A party litigant wishing to file a Petition for Review on Certiorari must do so within 15 days from receipt of the judgment, final order or resolution sought to be appealed. In this case, the resolution of the Sandiganbayan dated 23 February 2006, denying the motions for reconsideration of both petitioner Salvacion and the People, was received by petitioner Salvacion on 22 August 2006.46 The instant Petition was filed only on 17 October 2006; thus, at the time of the filing of this Petition, 56 days had already elapsed, way beyond the 15-day period within which to file a Petition for Review under Rule 45 of the Revised Rules of Procedure; and even beyond an extended period of 30 days, the maximum period to be granted by this Court had one been actually sought by petitioner Salvacion. As the facts stand, petitioner Salvacion has already lost the right to appeal via Rule 45.
Concomitant to a liberal application of the rules of procedure should be an effort on the part of the party invoking liberality to at least explain its failure to comply with the rules.47 Herein, petitioner Salvacion's recourse to this Court is bereft of any explanation, meritorious or otherwise, as to why she failed to properly observe the rules of procedure.
Allowing appeals, although filed late in some rare cases, may not be applied to petitioner Salvacion for this rule is, again, qualified by the requirement that there must be exceptional circumstances to justify the relaxation of the rules.48 We cannot find any such exceptional circumstances in this case and neither has petitioner Salvacion endeavored to allude to the existence of any. This being so, another fundamental rule of procedure applies, and that is the doctrine that perfection of an appeal within the reglementary period is not only mandatory but also jurisdictional, so that failure to do so renders the questioned decision final and executory and deprives the appellate court of jurisdiction to alter the final judgment, more so, to entertain the appeal.49

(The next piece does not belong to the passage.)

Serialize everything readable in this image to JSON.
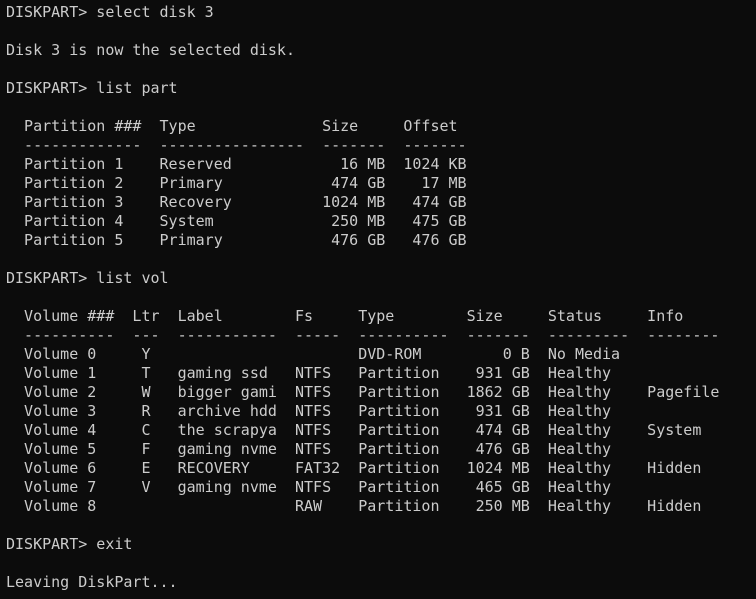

WHEREFORE, in light of the foregoing, the Petition for Certiorari is DISMISSED. No cost.
1 Rollo, pp. 4-22.
2 Annex "G" of the Petition; id. at 52-58.
3 Annex "L" of the Petition; id. at 87-88.
4 Penned by Sandiganbayan Associate Justice Ma. Cristina G. Cortez-Estrada with Associate Justices Roland B. Jurado and Teresita V. Diaz-Baldos, concurring.
5 Annex "F" of the Petition; id. at 47-51.
6 Annex "D" of the Petition; id. at 41-44.
7 Annex "E" of the Petition; id. at 45-46.
8 Id. at 26.
9 Id. at 24.
10 Id. at 34.
11 Annex "A" of the Petition; id. at 23.
12 Annex "B" of the Petition; id. at 35-36.
13 Annex "C" of the Petition; id. at 38-40.
14 Annex "D" of the Petition; id. at 41-44.
15 Annex "E" of the Petition; id. at 45-46.
16 Sandiganbayan rollo, pp. 1-3.
17 Id. at 20.
18 Id. at 21.
19 Id. at 37-39.
20 Id. at 31.
21 Omnibus Motion, p. 1; id. at 90.
22 Omnibus Motion, p. 4; id. at 93.
24 Comment/Opposition to the Omnibus Motion by petitioner Salvacion, p. 1; id. at 146.
27 Sandiganbayan Resolution dated 11 November 2005, p. 4; id. at 189.
28 In an Order dated 11 November 2005, however, the Sandiganbayan, Fifth Division, reset to 13 January 2006 the arraignment of the respondent Manlapas; id. at 192.
29 Undated Motion for Reconsideration of respondent Manlapas filed on 29 November 2005, p. 10; id. at 208.
30 Id. at 250.
31 Sandiganbayan Resolution dated 23 February 2006, pp. 4-6; rollo, pp. 55-57.
32 Id. at 57.
33 Id. at 11.
34 Id. at 16.
35 Id. at 18.
37 Id. at 19.
38 Id. at 20-21.
39 Land Bank of the Philippines v. Court of Appeals, 456 Phil. 755, 784-785 (2003).
41 Nippon Paint Employees Union-Olalia v. Court of Appeals, G.R. No. 159010, 19 November 2004, 443 SCRA 286, 291.
43 National Irrigation Administration v. Court of Appeals, 376 Phil. 362, 372 (1999).
44 Oaminal v. Castillo, 459 Phil. 542, 556 (2003).
46 Rollo, p. 5.
47 Banco Filipino Savings and Mortgage Bank v. Court of Appeals, 389 Phil. 644, 656 (2000).
49 Philippine Commercial International Bank v. Court of Appeals, 452 Phil. 542, 551 (2003).